◆ YOUR OBJECTIVE ◆
Where in the data below does the word "title" appear? Copy every line that has it.

== THE DATA

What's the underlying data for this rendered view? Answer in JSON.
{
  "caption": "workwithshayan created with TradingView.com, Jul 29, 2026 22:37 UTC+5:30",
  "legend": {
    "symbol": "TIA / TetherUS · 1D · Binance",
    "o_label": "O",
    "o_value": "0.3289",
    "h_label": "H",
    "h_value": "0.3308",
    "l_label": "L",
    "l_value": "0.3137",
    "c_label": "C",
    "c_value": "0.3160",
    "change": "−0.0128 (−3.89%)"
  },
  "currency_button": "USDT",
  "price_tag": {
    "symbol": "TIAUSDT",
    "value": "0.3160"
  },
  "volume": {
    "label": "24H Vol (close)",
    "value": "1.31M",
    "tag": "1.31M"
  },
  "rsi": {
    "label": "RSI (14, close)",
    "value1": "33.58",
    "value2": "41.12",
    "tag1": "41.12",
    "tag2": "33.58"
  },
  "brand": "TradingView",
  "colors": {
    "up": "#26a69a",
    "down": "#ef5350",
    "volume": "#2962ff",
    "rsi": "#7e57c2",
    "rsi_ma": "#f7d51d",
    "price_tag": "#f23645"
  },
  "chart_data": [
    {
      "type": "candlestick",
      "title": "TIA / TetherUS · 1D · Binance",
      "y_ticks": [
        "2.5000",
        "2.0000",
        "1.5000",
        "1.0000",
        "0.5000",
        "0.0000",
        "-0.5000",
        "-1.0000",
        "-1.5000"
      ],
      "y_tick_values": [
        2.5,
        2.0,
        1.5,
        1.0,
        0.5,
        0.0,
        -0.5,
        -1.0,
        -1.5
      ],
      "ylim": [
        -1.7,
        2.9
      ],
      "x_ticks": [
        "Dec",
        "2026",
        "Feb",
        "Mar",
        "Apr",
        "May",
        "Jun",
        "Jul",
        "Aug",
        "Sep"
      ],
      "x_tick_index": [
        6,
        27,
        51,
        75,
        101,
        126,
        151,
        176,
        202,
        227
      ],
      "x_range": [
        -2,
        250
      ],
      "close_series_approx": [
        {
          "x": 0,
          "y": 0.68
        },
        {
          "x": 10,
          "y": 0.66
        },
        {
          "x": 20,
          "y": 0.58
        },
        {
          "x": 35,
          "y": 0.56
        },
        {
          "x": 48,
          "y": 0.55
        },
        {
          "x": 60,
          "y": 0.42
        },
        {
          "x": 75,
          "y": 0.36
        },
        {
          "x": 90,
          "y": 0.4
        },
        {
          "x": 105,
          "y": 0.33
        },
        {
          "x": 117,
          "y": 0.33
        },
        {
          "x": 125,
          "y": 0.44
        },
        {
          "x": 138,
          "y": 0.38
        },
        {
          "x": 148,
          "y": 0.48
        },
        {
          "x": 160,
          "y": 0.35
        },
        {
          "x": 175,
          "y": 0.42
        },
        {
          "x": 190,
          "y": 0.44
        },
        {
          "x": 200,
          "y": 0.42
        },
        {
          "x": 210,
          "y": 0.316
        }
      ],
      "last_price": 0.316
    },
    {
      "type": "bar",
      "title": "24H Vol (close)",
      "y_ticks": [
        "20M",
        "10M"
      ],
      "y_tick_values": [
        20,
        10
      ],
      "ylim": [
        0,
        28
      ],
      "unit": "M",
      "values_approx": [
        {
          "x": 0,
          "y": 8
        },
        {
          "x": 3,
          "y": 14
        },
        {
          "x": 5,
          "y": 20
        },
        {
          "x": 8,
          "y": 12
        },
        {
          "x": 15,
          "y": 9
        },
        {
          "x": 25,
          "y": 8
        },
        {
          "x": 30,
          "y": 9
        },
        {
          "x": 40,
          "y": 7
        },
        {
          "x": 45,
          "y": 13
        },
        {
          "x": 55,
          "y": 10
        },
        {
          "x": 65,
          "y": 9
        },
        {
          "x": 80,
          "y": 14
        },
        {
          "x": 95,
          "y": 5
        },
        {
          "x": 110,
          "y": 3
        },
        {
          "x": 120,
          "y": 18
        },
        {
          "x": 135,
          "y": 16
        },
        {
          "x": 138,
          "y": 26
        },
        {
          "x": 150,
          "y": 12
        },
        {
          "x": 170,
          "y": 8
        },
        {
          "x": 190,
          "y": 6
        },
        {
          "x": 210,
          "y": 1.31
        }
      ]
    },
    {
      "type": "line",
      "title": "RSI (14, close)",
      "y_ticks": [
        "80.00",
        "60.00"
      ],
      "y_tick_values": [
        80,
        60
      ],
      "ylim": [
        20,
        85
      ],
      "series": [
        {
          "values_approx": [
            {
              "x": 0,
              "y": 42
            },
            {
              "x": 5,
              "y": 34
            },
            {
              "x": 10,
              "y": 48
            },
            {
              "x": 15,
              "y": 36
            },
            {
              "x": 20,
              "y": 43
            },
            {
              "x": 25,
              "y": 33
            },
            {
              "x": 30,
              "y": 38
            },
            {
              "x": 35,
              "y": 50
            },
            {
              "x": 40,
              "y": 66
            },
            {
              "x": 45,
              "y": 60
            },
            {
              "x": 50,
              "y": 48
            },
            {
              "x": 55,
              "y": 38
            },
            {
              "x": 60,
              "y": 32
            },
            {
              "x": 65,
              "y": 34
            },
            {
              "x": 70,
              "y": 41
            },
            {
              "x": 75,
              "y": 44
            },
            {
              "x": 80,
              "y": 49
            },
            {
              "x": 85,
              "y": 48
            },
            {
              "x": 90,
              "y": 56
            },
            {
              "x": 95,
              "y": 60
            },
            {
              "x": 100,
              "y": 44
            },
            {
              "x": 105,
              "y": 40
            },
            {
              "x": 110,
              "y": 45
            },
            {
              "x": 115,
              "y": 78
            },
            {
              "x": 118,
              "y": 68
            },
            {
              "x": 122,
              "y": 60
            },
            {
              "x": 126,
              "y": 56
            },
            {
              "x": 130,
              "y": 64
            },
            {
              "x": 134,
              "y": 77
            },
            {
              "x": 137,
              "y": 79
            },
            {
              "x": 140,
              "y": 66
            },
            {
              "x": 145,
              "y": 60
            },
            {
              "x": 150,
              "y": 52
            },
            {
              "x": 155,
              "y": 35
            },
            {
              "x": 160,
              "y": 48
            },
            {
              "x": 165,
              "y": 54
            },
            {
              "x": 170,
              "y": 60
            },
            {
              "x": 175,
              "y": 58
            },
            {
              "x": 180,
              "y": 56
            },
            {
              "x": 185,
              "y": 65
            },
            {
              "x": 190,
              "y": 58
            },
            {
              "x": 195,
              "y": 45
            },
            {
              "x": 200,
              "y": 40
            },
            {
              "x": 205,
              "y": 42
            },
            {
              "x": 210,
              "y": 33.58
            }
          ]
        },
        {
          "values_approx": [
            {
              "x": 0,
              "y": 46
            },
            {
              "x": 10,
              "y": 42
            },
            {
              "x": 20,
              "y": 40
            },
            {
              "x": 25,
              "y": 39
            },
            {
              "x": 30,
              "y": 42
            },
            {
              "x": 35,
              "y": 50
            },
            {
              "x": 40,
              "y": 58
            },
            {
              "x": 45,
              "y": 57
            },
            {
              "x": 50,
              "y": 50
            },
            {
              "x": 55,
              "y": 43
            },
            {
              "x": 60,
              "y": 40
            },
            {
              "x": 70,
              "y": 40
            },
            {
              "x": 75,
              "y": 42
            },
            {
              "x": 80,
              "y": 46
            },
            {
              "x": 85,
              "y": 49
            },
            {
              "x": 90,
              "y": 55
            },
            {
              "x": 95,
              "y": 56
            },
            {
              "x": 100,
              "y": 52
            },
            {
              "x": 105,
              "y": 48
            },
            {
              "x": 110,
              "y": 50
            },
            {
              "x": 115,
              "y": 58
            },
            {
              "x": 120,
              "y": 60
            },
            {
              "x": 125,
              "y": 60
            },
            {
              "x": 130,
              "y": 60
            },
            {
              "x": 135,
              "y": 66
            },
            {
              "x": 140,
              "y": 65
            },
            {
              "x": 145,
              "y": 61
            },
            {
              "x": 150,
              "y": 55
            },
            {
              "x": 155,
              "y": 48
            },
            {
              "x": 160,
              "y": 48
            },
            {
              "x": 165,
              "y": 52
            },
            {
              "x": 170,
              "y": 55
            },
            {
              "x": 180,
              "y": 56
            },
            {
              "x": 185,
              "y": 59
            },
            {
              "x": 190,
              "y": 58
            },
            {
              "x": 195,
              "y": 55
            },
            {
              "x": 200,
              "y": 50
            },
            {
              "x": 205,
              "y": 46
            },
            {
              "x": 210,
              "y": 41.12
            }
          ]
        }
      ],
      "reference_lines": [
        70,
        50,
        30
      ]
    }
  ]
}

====
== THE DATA

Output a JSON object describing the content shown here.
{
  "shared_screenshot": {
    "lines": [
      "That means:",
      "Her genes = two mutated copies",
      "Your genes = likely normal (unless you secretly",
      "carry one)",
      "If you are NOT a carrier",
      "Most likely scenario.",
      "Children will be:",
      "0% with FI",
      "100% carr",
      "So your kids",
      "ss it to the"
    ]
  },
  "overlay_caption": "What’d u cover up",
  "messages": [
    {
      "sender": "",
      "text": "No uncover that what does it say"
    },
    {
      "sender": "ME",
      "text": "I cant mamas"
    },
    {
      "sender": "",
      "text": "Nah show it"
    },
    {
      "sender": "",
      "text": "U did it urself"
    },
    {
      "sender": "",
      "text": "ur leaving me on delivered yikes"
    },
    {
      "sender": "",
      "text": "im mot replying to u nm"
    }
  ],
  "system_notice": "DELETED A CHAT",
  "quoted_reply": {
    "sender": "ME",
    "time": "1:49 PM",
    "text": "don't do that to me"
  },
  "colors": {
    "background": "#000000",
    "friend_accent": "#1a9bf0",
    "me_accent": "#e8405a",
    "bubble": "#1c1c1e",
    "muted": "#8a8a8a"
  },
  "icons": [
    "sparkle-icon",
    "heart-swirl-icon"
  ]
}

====

◆ RESULT OF THIS TASK ◆
      "title": "TIA / TetherUS · 1D · Binance",
      "title": "24H Vol (close)",
      "title": "RSI (14, close)",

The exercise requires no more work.